Some Sun customers, like John Kretz, president of Enlightened Point Consulting Group LLC, in Phoenix, questioned Suns commitment to open source because of its history with Java. "I believe Sun has shown their true colors with Java," said Kretz. "Eighteen months ago if you had told me Novell [Inc.] would be a bigger proponent of open source than Sun I would have laughed myself to death. Truth is stranger than fiction I guess." Kretz said he does not support the open sourcing of Solaris, particularly from a security standpoint. "If Sun wants to open-source Solaris, then it should do it with a future release, one that has been combed over several times to find the most dangerous security issues," he said.Other users, such as Chuck Kramer, chief technology officer for Social & Scientific Systems Inc., in Silver Spring, Md., disagree. He said opening Solaris is a good thing as long as Sun continues its development to ensure legacy compatibility. "Open-sourcing it will lead to lower acquisition costs, potentially broader platform and device support, and even better compatibility with other operating systems as those users/vendors seek a cooperative operating environment," said Kramer. "Ive always felt Solaris had much more capability than was evident, but backward compatibility was holding it back. Going open source will expose those areas where Sun might have been able to make leaps in terms of security, manageability, performance and compatibility with other operating systems, but didnt for the sake of legacy support." Check out eWEEK.coms Linux & Open Source Center at http://linux.eweek.com for the latest open-source news, reviews and analysis.
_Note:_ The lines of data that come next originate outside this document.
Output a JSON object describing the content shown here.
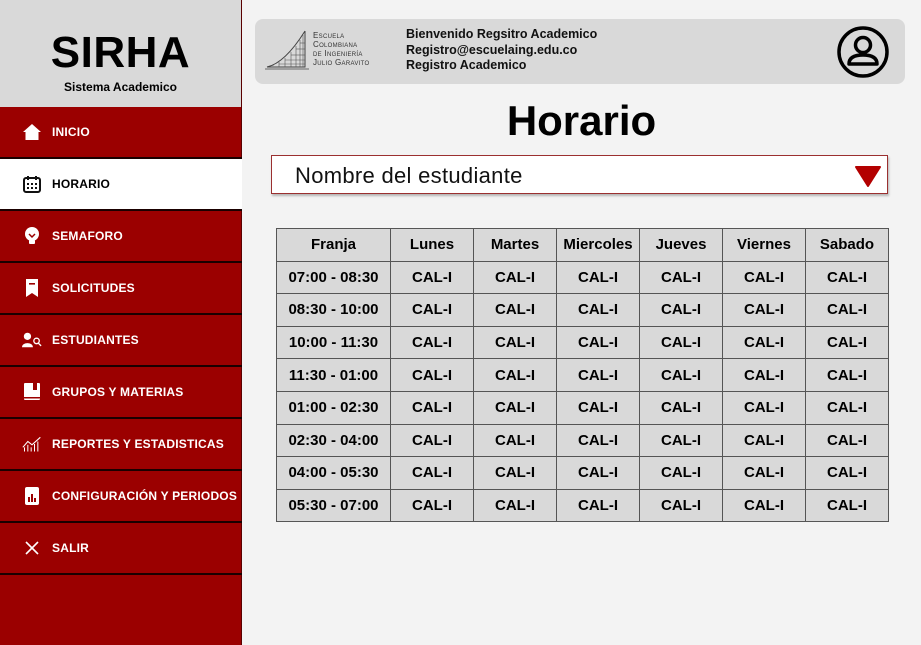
{
  "brand": {
    "title": "SIRHA",
    "subtitle": "Sistema Academico"
  },
  "nav": [
    {
      "label": "INICIO",
      "icon": "home-icon"
    },
    {
      "label": "HORARIO",
      "icon": "calendar-icon",
      "active": true
    },
    {
      "label": "SEMAFORO",
      "icon": "lightbulb-icon"
    },
    {
      "label": "SOLICITUDES",
      "icon": "bookmark-icon"
    },
    {
      "label": "ESTUDIANTES",
      "icon": "user-search-icon"
    },
    {
      "label": "GRUPOS Y MATERIAS",
      "icon": "book-icon"
    },
    {
      "label": "REPORTES  Y ESTADISTICAS",
      "icon": "chart-icon"
    },
    {
      "label": "CONFIGURACIÓN Y PERIODOS",
      "icon": "report-doc-icon"
    },
    {
      "label": "SALIR",
      "icon": "close-icon"
    }
  ],
  "header": {
    "logo_lines": [
      "Escuela",
      "Colombiana",
      "de Ingeniería",
      "Julio Garavito"
    ],
    "welcome": "Bienvenido Regsitro Academico",
    "email": "Registro@escuelaing.edu.co",
    "role": "Registro Academico"
  },
  "main": {
    "title": "Horario",
    "select_value": "Nombre del estudiante"
  },
  "schedule": {
    "columns": [
      "Franja",
      "Lunes",
      "Martes",
      "Miercoles",
      "Jueves",
      "Viernes",
      "Sabado"
    ],
    "rows": [
      {
        "franja": "07:00 - 08:30",
        "cells": [
          "CAL-I",
          "CAL-I",
          "CAL-I",
          "CAL-I",
          "CAL-I",
          "CAL-I"
        ]
      },
      {
        "franja": "08:30 - 10:00",
        "cells": [
          "CAL-I",
          "CAL-I",
          "CAL-I",
          "CAL-I",
          "CAL-I",
          "CAL-I"
        ]
      },
      {
        "franja": "10:00 - 11:30",
        "cells": [
          "CAL-I",
          "CAL-I",
          "CAL-I",
          "CAL-I",
          "CAL-I",
          "CAL-I"
        ]
      },
      {
        "franja": "11:30 - 01:00",
        "cells": [
          "CAL-I",
          "CAL-I",
          "CAL-I",
          "CAL-I",
          "CAL-I",
          "CAL-I"
        ]
      },
      {
        "franja": "01:00 - 02:30",
        "cells": [
          "CAL-I",
          "CAL-I",
          "CAL-I",
          "CAL-I",
          "CAL-I",
          "CAL-I"
        ]
      },
      {
        "franja": "02:30 - 04:00",
        "cells": [
          "CAL-I",
          "CAL-I",
          "CAL-I",
          "CAL-I",
          "CAL-I",
          "CAL-I"
        ]
      },
      {
        "franja": "04:00 - 05:30",
        "cells": [
          "CAL-I",
          "CAL-I",
          "CAL-I",
          "CAL-I",
          "CAL-I",
          "CAL-I"
        ]
      },
      {
        "franja": "05:30 - 07:00",
        "cells": [
          "CAL-I",
          "CAL-I",
          "CAL-I",
          "CAL-I",
          "CAL-I",
          "CAL-I"
        ]
      }
    ]
  },
  "colors": {
    "sidebar": "#9b0000",
    "accent": "#b30000",
    "panel": "#d9d9d9",
    "background": "#f3f3f3"
  }
}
Thomas Nau, head of the Communication and Information Centers Infrastructure Department at the University of Ulm, Germany, also has concerns. "I think being very cautious about this is vital to them. If open-sourcing Solaris puts the code into danger of not being binary compatible anymore, then the risk is too high," he said. "I saw commodity Linux, not the enterprise editions, breaking applications far too often. I also think it becomes close to impossible to support an open version. Beside, what would be the gain? There are options today, but how many run Solaris on the desktop or Linux/FreeBSD? Also, having several distributions, all slightly different, doesnt help running a business on top of them."